Depression & Suicide
7.7% of ASU students reported seriously considering attempting suicide in the past 12 months.
30.5% reported feeling so depressed it was difficult to function one or more times in the past 12 months.
0.9% reported attempting suicide.
American College Health Association. American College Health Association-National College Health Assessment: Arizona State University Spring 2011. Baltimore: American College Health Association; 2011. (n=1,748)
Mental health is how a person thinks, feels, and acts when faced with life's situations. This includes handling stress, relating to other people, and making decisions.
Sadness, emptiness, worthlessness and/or loneliness are normal responses to overwhelming or difficult experiences. Depression is characterized by these feelings lasting and/or not improving after a few weeks.
People experiencing distress are unable to manage their depression or cope with the stress of their situation and may consider or attempt suicide.
Why People Commit Suicide
Suicide is the end of a continuum of stress and depressed feelings. Feeling distressed interferes with problem solving and may lead to thoughts of self harm. People who are suicidal frequently express helplessness and hopelessness regarding their current stresses and their future.
Suicide Risk Factors
- Sense of isolation
- Lack of close personal relationships
- Poor coping skills
- Mental illness (most commonly depression)
- Substance abuse
Addressing the Topic of Mental Health and Depression is Important
The stigma surrounding mental illness and suicide creates a barrier that keeps people from talking about their suicidal feelings. Many people do not tell anyone that they are contemplating suicide.

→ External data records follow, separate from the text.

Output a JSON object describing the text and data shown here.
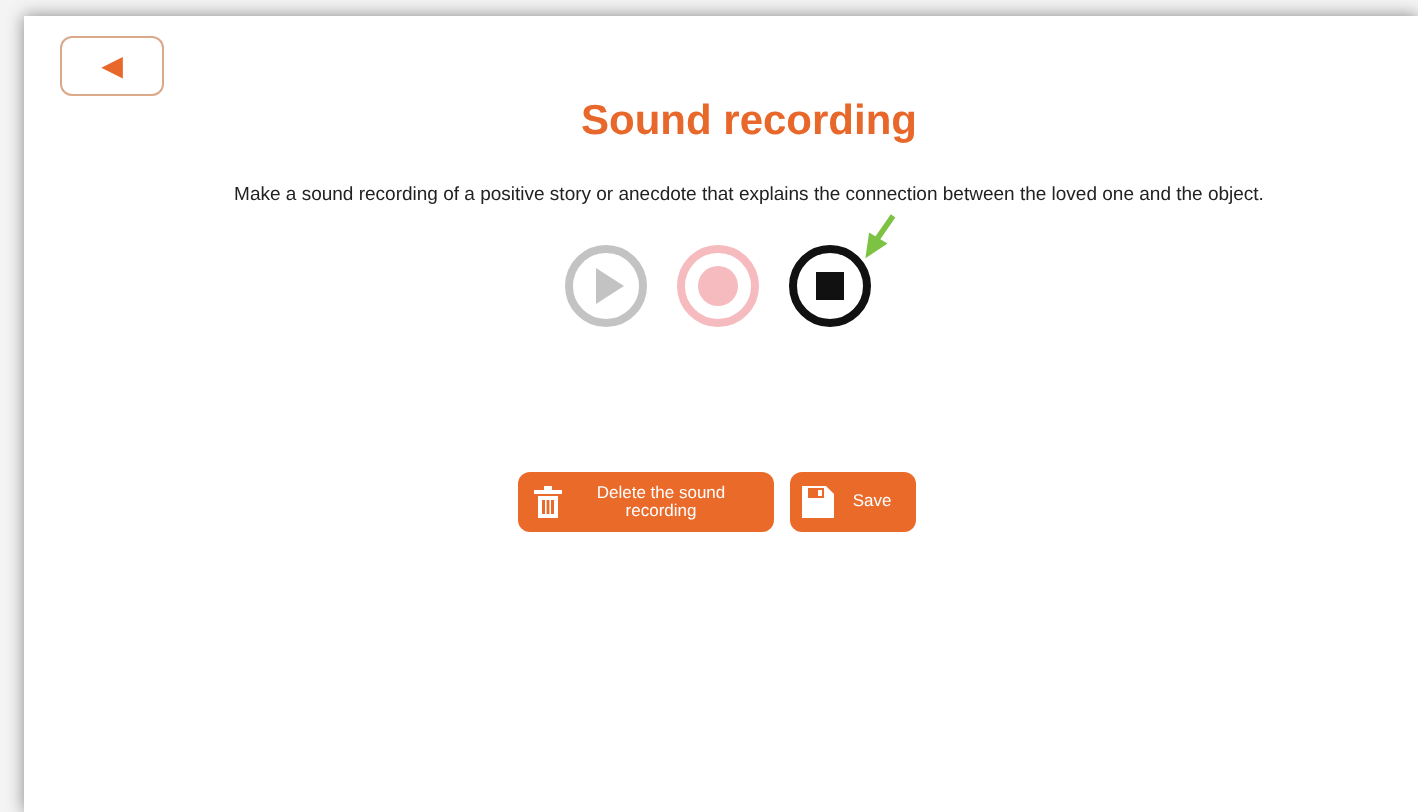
{
  "back_button": {
    "label": "◄"
  },
  "title": "Sound recording",
  "instruction": "Make a sound recording of a positive story or anecdote that explains the connection between the loved one and the object.",
  "controls": [
    {
      "kind": "play",
      "disabled": true
    },
    {
      "kind": "record",
      "disabled": true
    },
    {
      "kind": "stop",
      "disabled": false
    }
  ],
  "buttons": [
    {
      "kind": "delete",
      "label": "Delete the sound recording"
    },
    {
      "kind": "save",
      "label": "Save"
    }
  ]
}
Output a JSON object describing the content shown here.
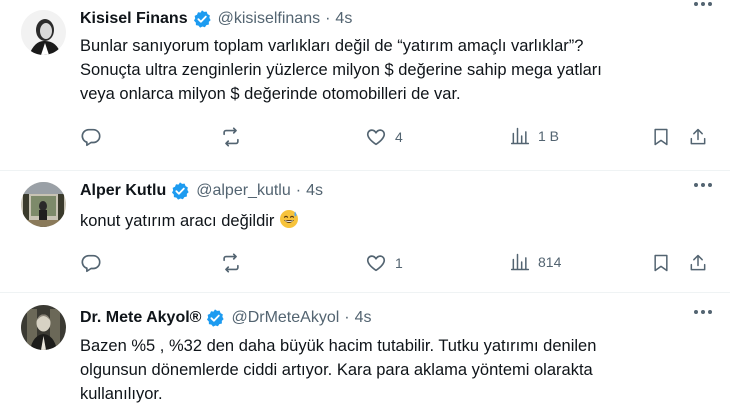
{
  "tweets": [
    {
      "name": "Kisisel Finans",
      "handle": "@kisiselfinans",
      "dot": "·",
      "time": "4s",
      "verified": true,
      "lines": [
        "Bunlar sanıyorum toplam varlıkları değil de “yatırım amaçlı varlıklar”?",
        "Sonuçta ultra zenginlerin yüzlerce milyon $ değerine sahip mega yatları",
        "veya onlarca milyon $ değerinde otomobilleri de var."
      ],
      "likes": "4",
      "views": "1 B"
    },
    {
      "name": "Alper Kutlu",
      "handle": "@alper_kutlu",
      "dot": "·",
      "time": "4s",
      "verified": true,
      "lines": [
        "konut yatırım aracı değildir"
      ],
      "emoji": "sweat-smile-emoji",
      "likes": "1",
      "views": "814"
    },
    {
      "name": "Dr. Mete Akyol®",
      "handle": "@DrMeteAkyol",
      "dot": "·",
      "time": "4s",
      "verified": true,
      "lines": [
        "Bazen %5 , %32 den daha büyük hacim tutabilir. Tutku yatırımı denilen",
        "olgunsun dönemlerde ciddi artıyor. Kara para aklama yöntemi olaraktа",
        "kullanılıyor."
      ]
    }
  ],
  "colors": {
    "verified": "#1d9bf0",
    "muted": "#536471",
    "text": "#0f1419"
  }
}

People who identify their feelings and seek professional help are 87% less likely to commit suicide.
Factors that Protect People From Suicide
- Close personal relationships
- Strong connections to community and family
- Problem solving and conflict resolution skills
- Accessible and effective clinical care for mental, physical and substance use disorders
- Healthy behaviors such as adequate sleep, healthy eating, and physical activities
Signs of Distress
- Noticeable changes in behavior or routine, such as sleeping and eating patterns
- Mood changes
- Disconnecting from others
- Substance use patterns
- Engaging in behaviors that jeopardize health and safety
How to Help a Friend
- Identify your concern
- Ask what they are feeling
- Be curious, not judgmental
- Ask conversation-starting questions such as “how long have you been feeling this way?” or “how has this affected your daily life”
- Recommend they seek professional help
- Let them know you care about them
Depression and Suicide Links
A program of the Living Well Network designed to raise awareness and educate the ASU community about depression and suicide prevention, Campus Care is funded by a grant from the Substance Abuse and Mental Health Services Administration.
For more information on Depression and Suicide, please contact firstname.lastname@example.org